A Utah man was among five U.S. soldiers killed in Afghanistan on Wednesday, when an Army CH 47-Chinook helicopter crashed, KUTV reported today.
The station reported that according to a source Sgt. Jesse Blamires, 25, South Jordan, was killed after the chopper was apparently shot down by Taliban militants.
The crash also claimed a Canadian and Briton.
Blamires, an active duty member of the Army's 82nd Airborne Bravo unit, was married and had two young children, ages 5 and nine-months, KUTV reported.
"I was honored to have him serve. He served with honor, distinction," his father, Craig Blamires told the station.
According to KUTV, Blamires signed up for military service three years ago. His family says he was particularly interested in helicopters and worked his way up from a mechanic, to a gunner and finally to the position of crew chief.
Maj. John Thomas, a spokesman for NATO's International Security Assistance Force, said there would be a full investigation into Wednesday's crash. "We will try to determine everything that happened and to fully investigate the site," he said.
A U.S. military official, who insisted on speaking anonymously because the crash was still under investigation, said initial reports suggested the helicopter was hit with a rocket-propelled grenade.
A purported Taliban spokesman, Qari Yousef Ahmadi, claimed in a phone call to The Associated Press that militants shot the helicopter down in the province, the world's largest opium poppy-growing region where combat has been heavy in recent months.
Ahmadi did not offer any proof for his claim, but he specified the helicopter crashed in the Kajaki district hours before NATO reported that information.
Kajaki is the site of a large U.S.-funded hydroelectric dam now being repaired so it can provide electricity to the southern city of Kandahar. British troops, who make up the bulk of the forces in Helmand province, have been engaged in fierce fighting around the dam protecting it.

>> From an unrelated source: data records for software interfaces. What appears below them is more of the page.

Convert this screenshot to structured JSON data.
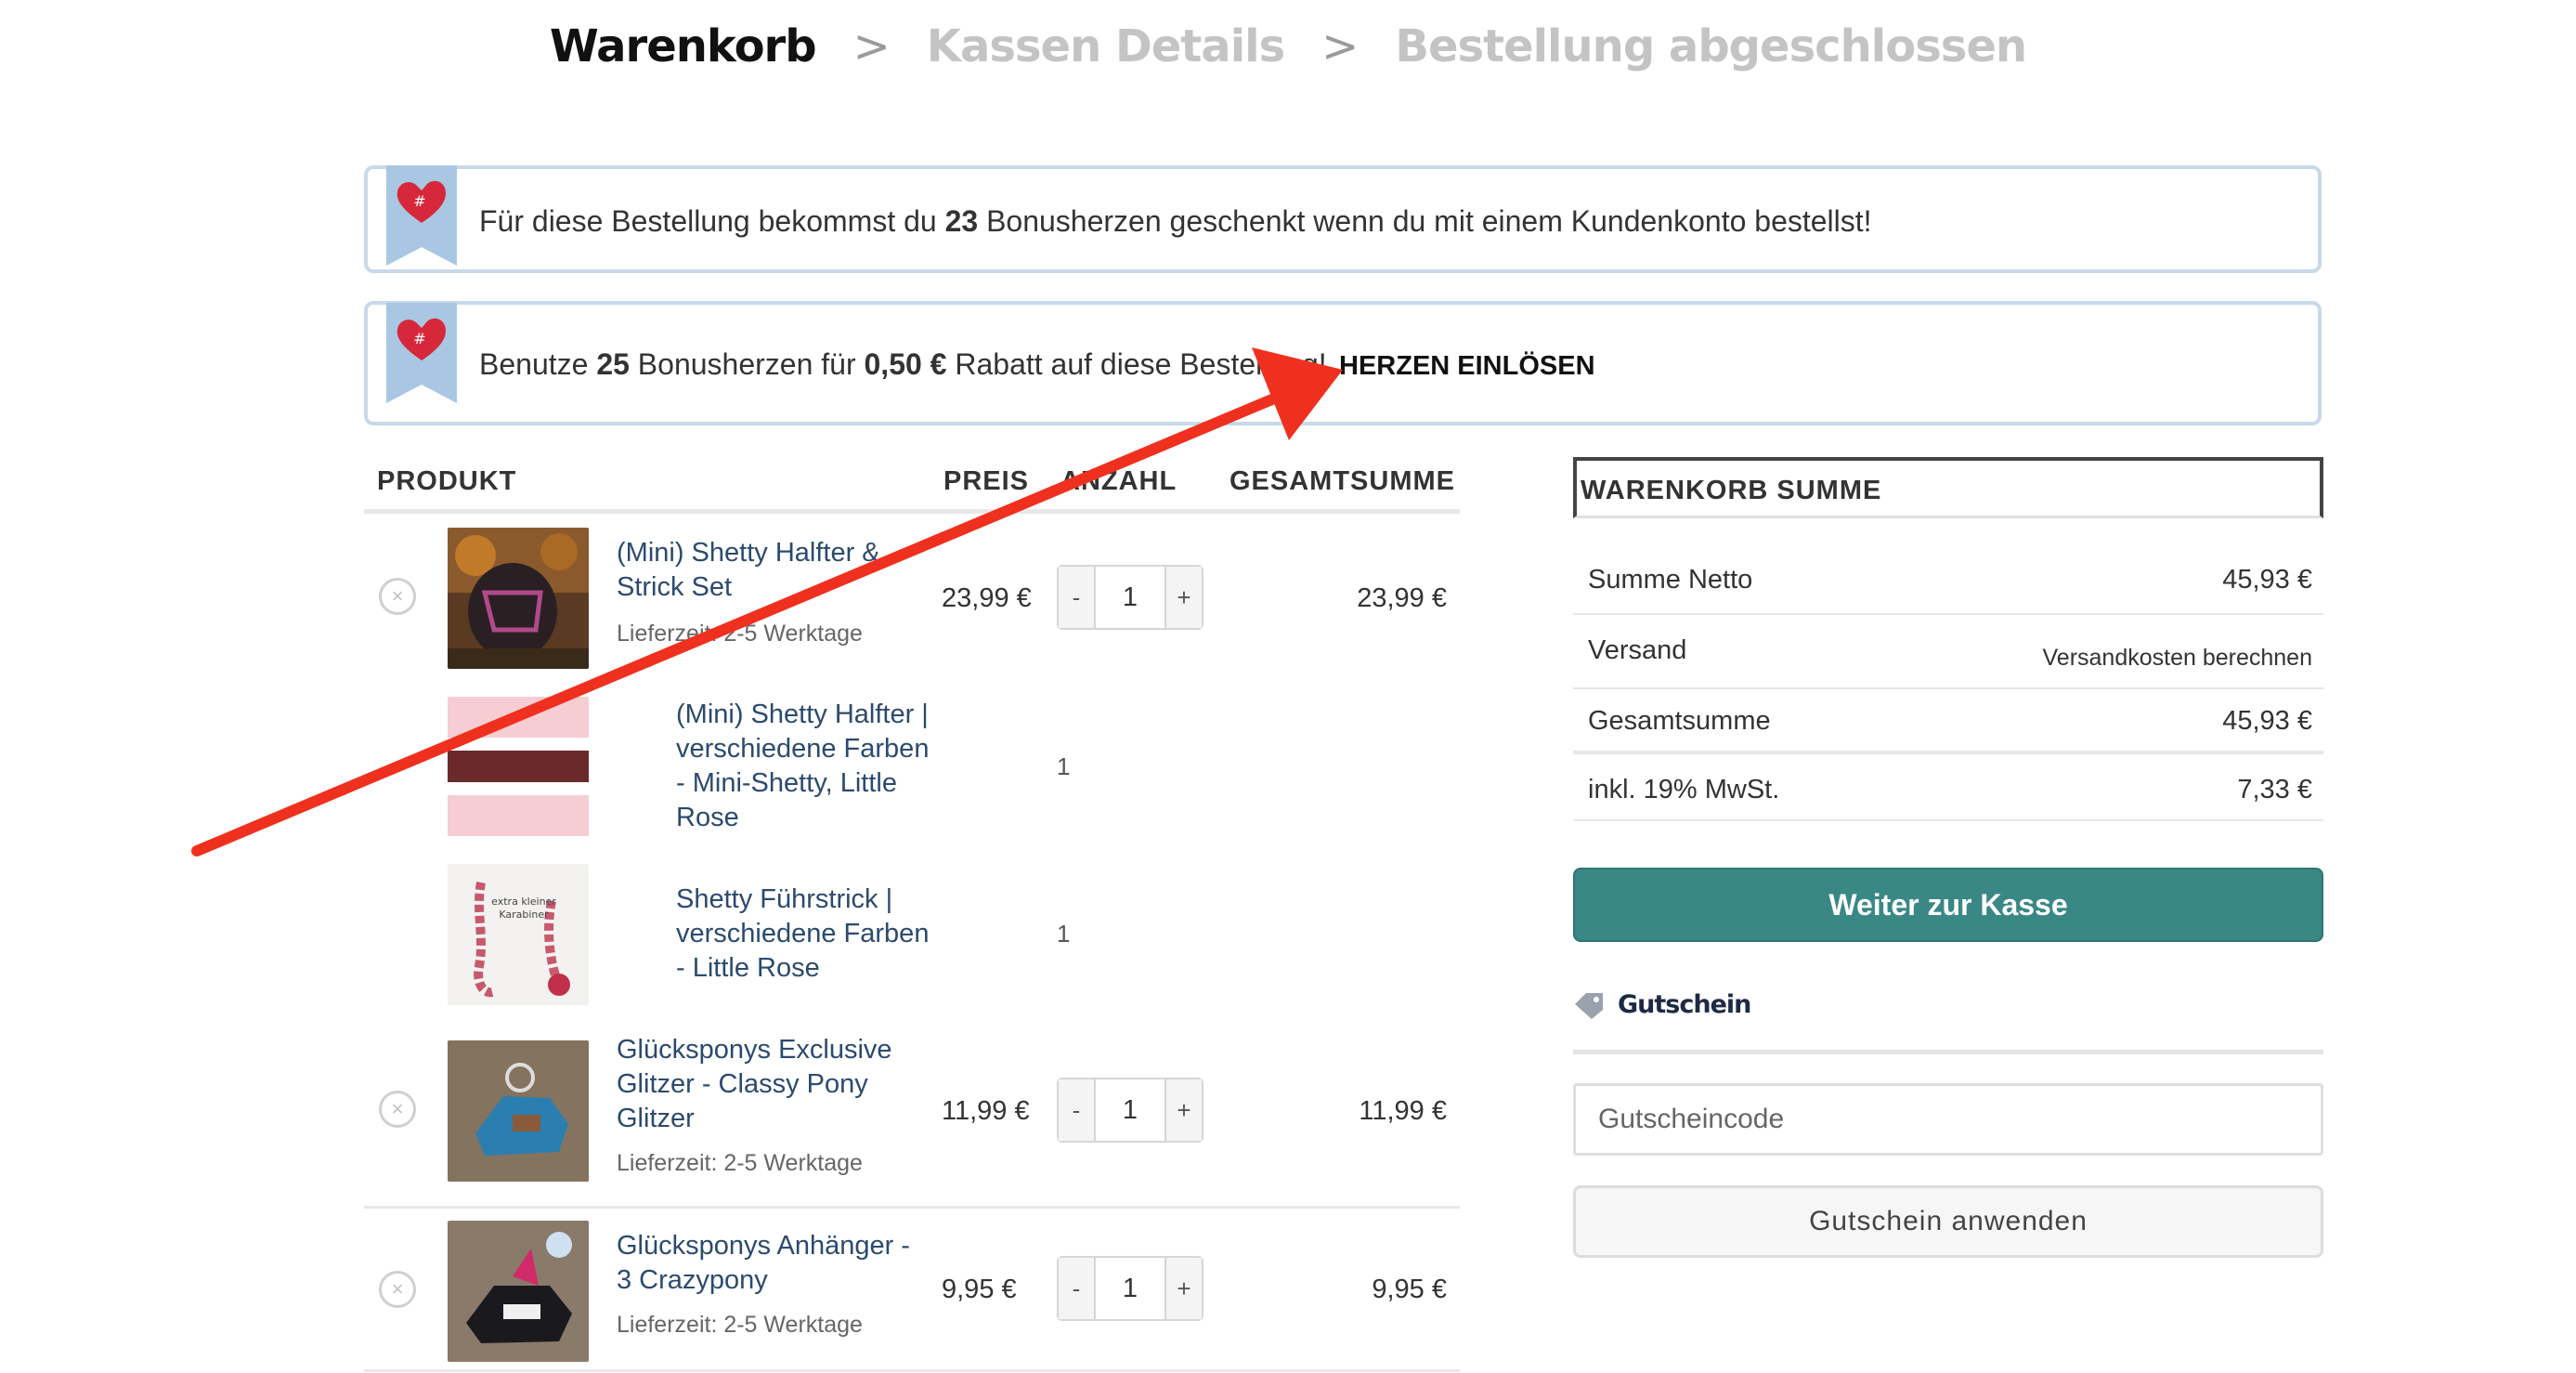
{
  "breadcrumb": {
    "step1": "Warenkorb",
    "step2": "Kassen Details",
    "step3": "Bestellung abgeschlossen",
    "separator": ">"
  },
  "notices": {
    "bonus_pre": "Für diese Bestellung bekommst du ",
    "bonus_count": "23",
    "bonus_post": " Bonusherzen geschenkt wenn du mit einem Kundenkonto bestellst!",
    "redeem_pre": "Benutze ",
    "redeem_count": "25",
    "redeem_mid": " Bonusherzen für ",
    "redeem_amount": "0,50 €",
    "redeem_post": " Rabatt auf diese Bestellung!",
    "redeem_link": "HERZEN EINLÖSEN",
    "ribbon_icon": "heart-ribbon-icon"
  },
  "table": {
    "headers": {
      "product": "PRODUKT",
      "price": "PREIS",
      "qty": "ANZAHL",
      "total": "GESAMTSUMME"
    },
    "items": [
      {
        "name": "(Mini) Shetty Halfter & Strick Set",
        "delivery": "Lieferzeit: 2-5 Werktage",
        "price": "23,99 €",
        "qty": "1",
        "total": "23,99 €"
      },
      {
        "name": "(Mini) Shetty Halfter | verschiedene Farben - Mini-Shetty, Little Rose",
        "qty": "1"
      },
      {
        "name": "Shetty Führstrick | verschiedene Farben - Little Rose",
        "qty": "1"
      },
      {
        "name": "Glücksponys Exclusive Glitzer - Classy Pony Glitzer",
        "delivery": "Lieferzeit: 2-5 Werktage",
        "price": "11,99 €",
        "qty": "1",
        "total": "11,99 €"
      },
      {
        "name": "Glücksponys Anhänger - 3 Crazypony",
        "delivery": "Lieferzeit: 2-5 Werktage",
        "price": "9,95 €",
        "qty": "1",
        "total": "9,95 €"
      }
    ],
    "minus": "-",
    "plus": "+",
    "remove": "×"
  },
  "totals": {
    "title": "WARENKORB SUMME",
    "rows": [
      {
        "label": "Summe Netto",
        "value": "45,93 €"
      },
      {
        "label": "Versand",
        "value": "Versandkosten berechnen"
      },
      {
        "label": "Gesamtsumme",
        "value": "45,93 €"
      },
      {
        "label": "inkl. 19% MwSt.",
        "value": "7,33 €"
      }
    ],
    "checkout": "Weiter zur Kasse"
  },
  "coupon": {
    "title": "Gutschein",
    "placeholder": "Gutscheincode",
    "apply": "Gutschein anwenden"
  },
  "colors": {
    "accent": "#3a8886",
    "notice_border": "#c8d9ea",
    "arrow": "#f0301e"
  }
}
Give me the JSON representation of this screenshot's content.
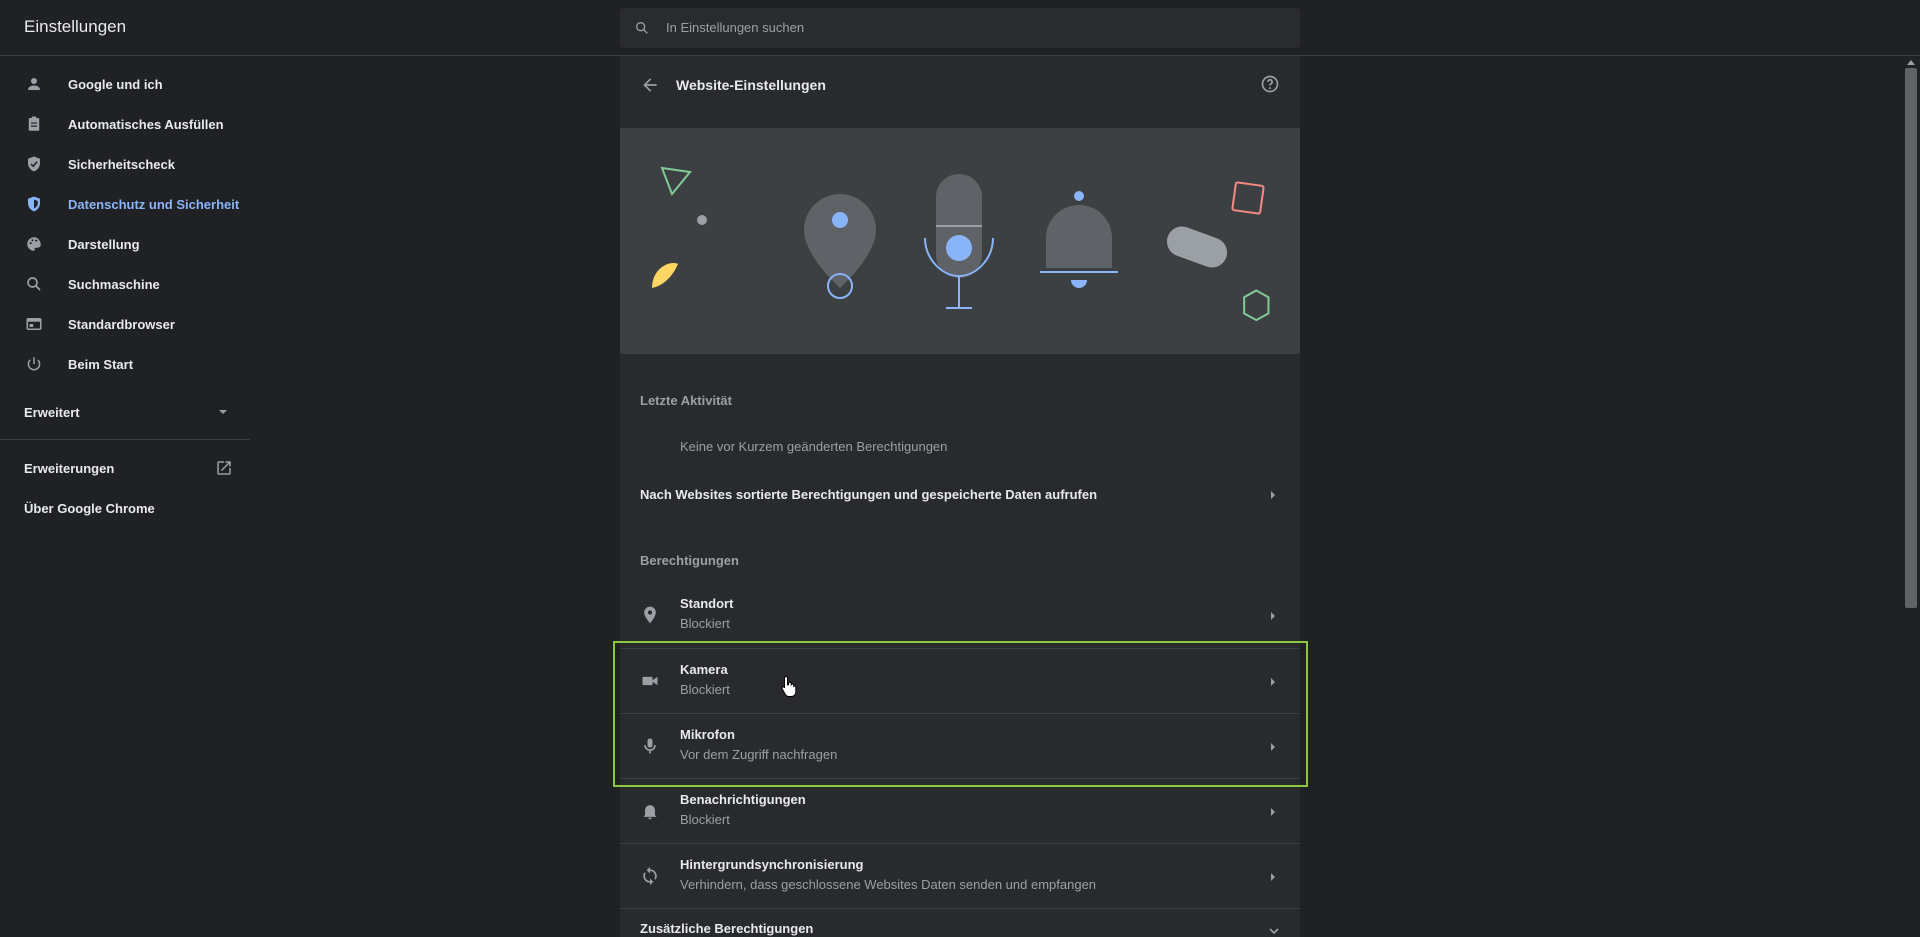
{
  "app": {
    "title": "Einstellungen"
  },
  "search": {
    "placeholder": "In Einstellungen suchen"
  },
  "sidebar": {
    "items": [
      {
        "label": "Google und ich",
        "icon": "person-icon"
      },
      {
        "label": "Automatisches Ausfüllen",
        "icon": "clipboard-icon"
      },
      {
        "label": "Sicherheitscheck",
        "icon": "shield-check-icon"
      },
      {
        "label": "Datenschutz und Sicherheit",
        "icon": "shield-icon",
        "active": true
      },
      {
        "label": "Darstellung",
        "icon": "palette-icon"
      },
      {
        "label": "Suchmaschine",
        "icon": "search-icon"
      },
      {
        "label": "Standardbrowser",
        "icon": "browser-icon"
      },
      {
        "label": "Beim Start",
        "icon": "power-icon"
      }
    ],
    "advanced": "Erweitert",
    "extensions": "Erweiterungen",
    "about": "Über Google Chrome"
  },
  "main": {
    "title": "Website-Einstellungen",
    "recent_heading": "Letzte Aktivität",
    "recent_empty": "Keine vor Kurzem geänderten Berechtigungen",
    "all_sites_link": "Nach Websites sortierte Berechtigungen und gespeicherte Daten aufrufen",
    "permissions_heading": "Berechtigungen",
    "permissions": [
      {
        "title": "Standort",
        "subtitle": "Blockiert",
        "icon": "location-icon"
      },
      {
        "title": "Kamera",
        "subtitle": "Blockiert",
        "icon": "camera-icon"
      },
      {
        "title": "Mikrofon",
        "subtitle": "Vor dem Zugriff nachfragen",
        "icon": "microphone-icon"
      },
      {
        "title": "Benachrichtigungen",
        "subtitle": "Blockiert",
        "icon": "bell-icon"
      },
      {
        "title": "Hintergrundsynchronisierung",
        "subtitle": "Verhindern, dass geschlossene Websites Daten senden und empfangen",
        "icon": "sync-icon"
      }
    ],
    "additional_permissions": "Zusätzliche Berechtigungen"
  },
  "colors": {
    "background": "#202124",
    "card": "#292a2d",
    "accent": "#8ab4f8",
    "highlight": "#8dc63f"
  }
}
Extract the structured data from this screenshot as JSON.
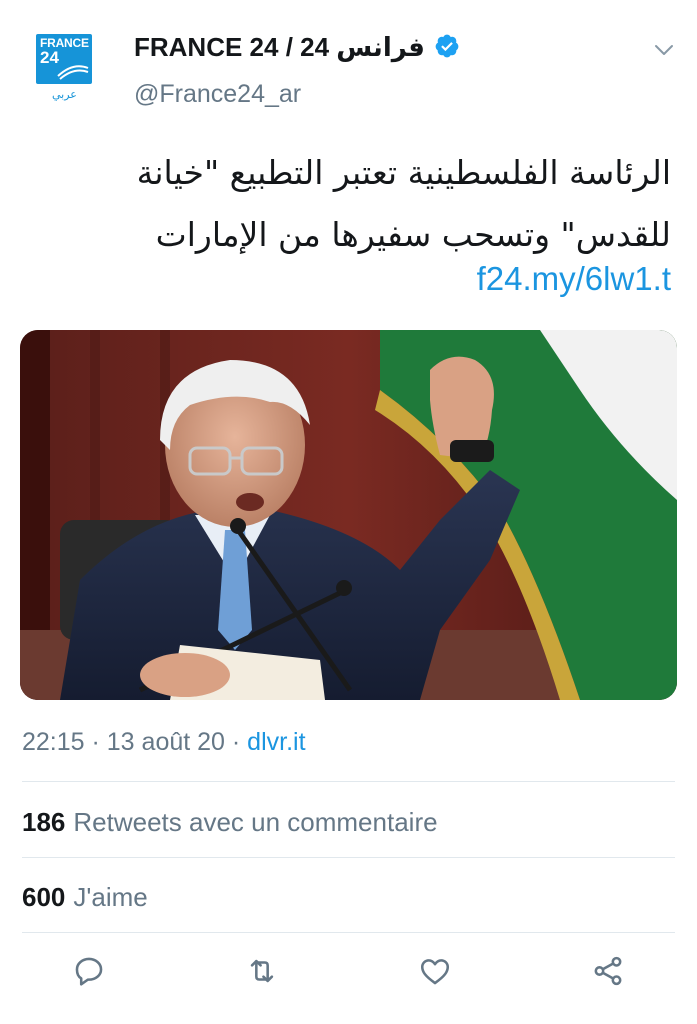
{
  "account": {
    "logo_text": "FRANCE",
    "logo_number": "24",
    "logo_arabic": "عربي",
    "display_name": "FRANCE 24 / فرانس 24",
    "handle": "@France24_ar"
  },
  "tweet": {
    "text": "الرئاسة الفلسطينية تعتبر التطبيع \"خيانة للقدس\" وتسحب سفيرها من الإمارات",
    "link": "f24.my/6lw1.t"
  },
  "meta": {
    "time": "22:15",
    "separator1": " · ",
    "date": "13 août 20",
    "separator2": " · ",
    "source": "dlvr.it"
  },
  "stats": {
    "retweets_count": "186",
    "retweets_label": "Retweets avec un commentaire",
    "likes_count": "600",
    "likes_label": "J'aime"
  },
  "colors": {
    "accent": "#1b95e0",
    "muted": "#657786",
    "divider": "#e1e8ed",
    "logo_blue": "#1694d8"
  },
  "icons": {
    "reply": "reply-icon",
    "retweet": "retweet-icon",
    "like": "like-icon",
    "share": "share-icon",
    "verified": "verified-badge-icon",
    "more": "chevron-down-icon"
  }
}
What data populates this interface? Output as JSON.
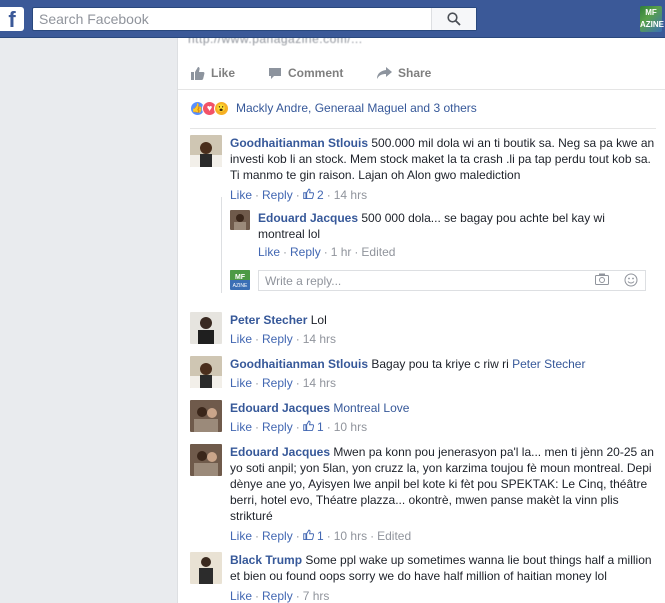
{
  "search": {
    "placeholder": "Search Facebook"
  },
  "app_icon_text": "MF\nAZINE",
  "post": {
    "link_text": "http://www.panagazine.com/...",
    "actions": {
      "like": "Like",
      "comment": "Comment",
      "share": "Share"
    },
    "reactions": {
      "names": "Mackly Andre, Generaal Maguel and 3 others",
      "types": [
        "like",
        "love",
        "wow"
      ]
    }
  },
  "comments": [
    {
      "name": "Goodhaitianman Stlouis",
      "text": "500.000 mil dola wi an ti boutik sa. Neg sa pa kwe an investi kob li an stock. Mem stock maket la ta crash .li pa tap perdu tout kob sa. Ti manmo te gin raison. Lajan oh Alon gwo malediction",
      "like": "Like",
      "reply": "Reply",
      "likes": "2",
      "time": "14 hrs"
    },
    {
      "name": "Edouard Jacques",
      "text": "500 000 dola... se bagay pou achte bel kay wi montreal lol",
      "like": "Like",
      "reply": "Reply",
      "time": "1 hr",
      "edited": "Edited"
    },
    {
      "name": "Peter Stecher",
      "text": "Lol",
      "like": "Like",
      "reply": "Reply",
      "time": "14 hrs"
    },
    {
      "name": "Goodhaitianman Stlouis",
      "text": "Bagay pou ta kriye c riw ri",
      "mention": "Peter Stecher",
      "like": "Like",
      "reply": "Reply",
      "time": "14 hrs"
    },
    {
      "name": "Edouard Jacques",
      "link_text": "Montreal Love",
      "like": "Like",
      "reply": "Reply",
      "likes": "1",
      "time": "10 hrs"
    },
    {
      "name": "Edouard Jacques",
      "text": "Mwen pa konn pou jenerasyon pa'l la... men ti jènn 20-25 an yo soti anpil; yon 5lan, yon cruzz la, yon karzima toujou fè moun montreal. Depi dènye ane yo, Ayisyen lwe anpil bel kote ki fèt pou SPEKTAK: Le Cinq, théâtre berri, hotel evo, Théatre plazza... okontrè, mwen panse makèt la vinn plis strikturé",
      "like": "Like",
      "reply": "Reply",
      "likes": "1",
      "time": "10 hrs",
      "edited": "Edited"
    },
    {
      "name": "Black Trump",
      "text": "Some ppl wake up sometimes wanna lie bout things half a million et bien ou found oops sorry we do have half million of haitian money lol",
      "like": "Like",
      "reply": "Reply",
      "time": "7 hrs"
    }
  ],
  "write_reply": {
    "placeholder": "Write a reply..."
  },
  "colors": {
    "brand": "#3b5998",
    "link": "#365899",
    "meta": "#90949c"
  }
}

The Chinook, a heavy transport helicopter with two rotors, can carry about 40 soldiers plus a small crew. The fact it was flying at night suggested the aircraft might have been carrying troops on a nighttime air assault.
The Canadian soldier killed in the crash was Master Cpl. Darrell Jason Priede, a combat cameraman from Gagetown, New Brunswick, said Lt. Col Desmond James, The Canadian Press reported.
The NATO force, which is responsible for a countrywide counterinsurgency campaign, has 37,000 soldiers, including about 14,000 Americans. There are 12,000 U.S. troops in the separate coalition, which trains the Afghan army and conducts Special Forces anti-terrorism operations.
Helicopter crashes in Afghanistan have been relatively rare. A Chinook crashed in February in the southern province of Zabul, killing eight U.S. personnel. Officials ruled out enemy fire as the cause.
In May 2006, another Chinook crashed attempting a nighttime landing on a small mountaintop in eastern Kunar province, killing 10 U.S. soldiers.
In 2005, a U.S. helicopter crashed in Kunar, after apparently being hit by an RPG, killing 16 Americans.
Also Thursday, Afghan and NATO forces battled suspected Taliban in Helmand's Sangin district. The Defense Ministry said "tens of enemies" were killed or wounded in clashes and airstrikes, but did not provide further detail.
In southeastern Zabul province, Taliban militants ambushed a police convoy in Shahjoi district Wednesday, and the ensuing gunbattle left 16 police and 10 suspected insurgents dead, said Interior Ministry spokesman Zemeri Bashary.
A battle also broke out in western Farah province when insurgents attacked the Pusht Rod district late Wednesday. Ten militants were killed, and 15 were wounded, the Interior Ministry said. Retreating insurgents left behind one body and one wounded militant.
Elsewhere, a senior military officer said the U.S. had "the Taliban on their heels" in Afghanistan.
Brig. Gen. Perry Wiggins, deputy director of operations for the Joint Chiefs of Staff, told Pentagon reporters that "the Taliban has suffered numerous losses and has suffered losses to their senior leadership over this past month" in southern and eastern Afghanistan. As a result, the Taliban has "reverted to asymmetric-type, small-scale, high-profile attacks," he said.
Mullah Dadullah, a one-legged veteran who orchestrated an intensifying campaign of suicide attacks and beheadings, was killed in an operation in southern Afghanistan this month. He had been considered the top Taliban field commander.
Still, Wiggins said that as the poppy harvest ends, more insurgents might join the battle.
"So the fight's not over," he said. "But we'll continue to take the offensive through several of the operations we have in Afghanistan, and hopefully ... continue to inflict casualties on the Taliban."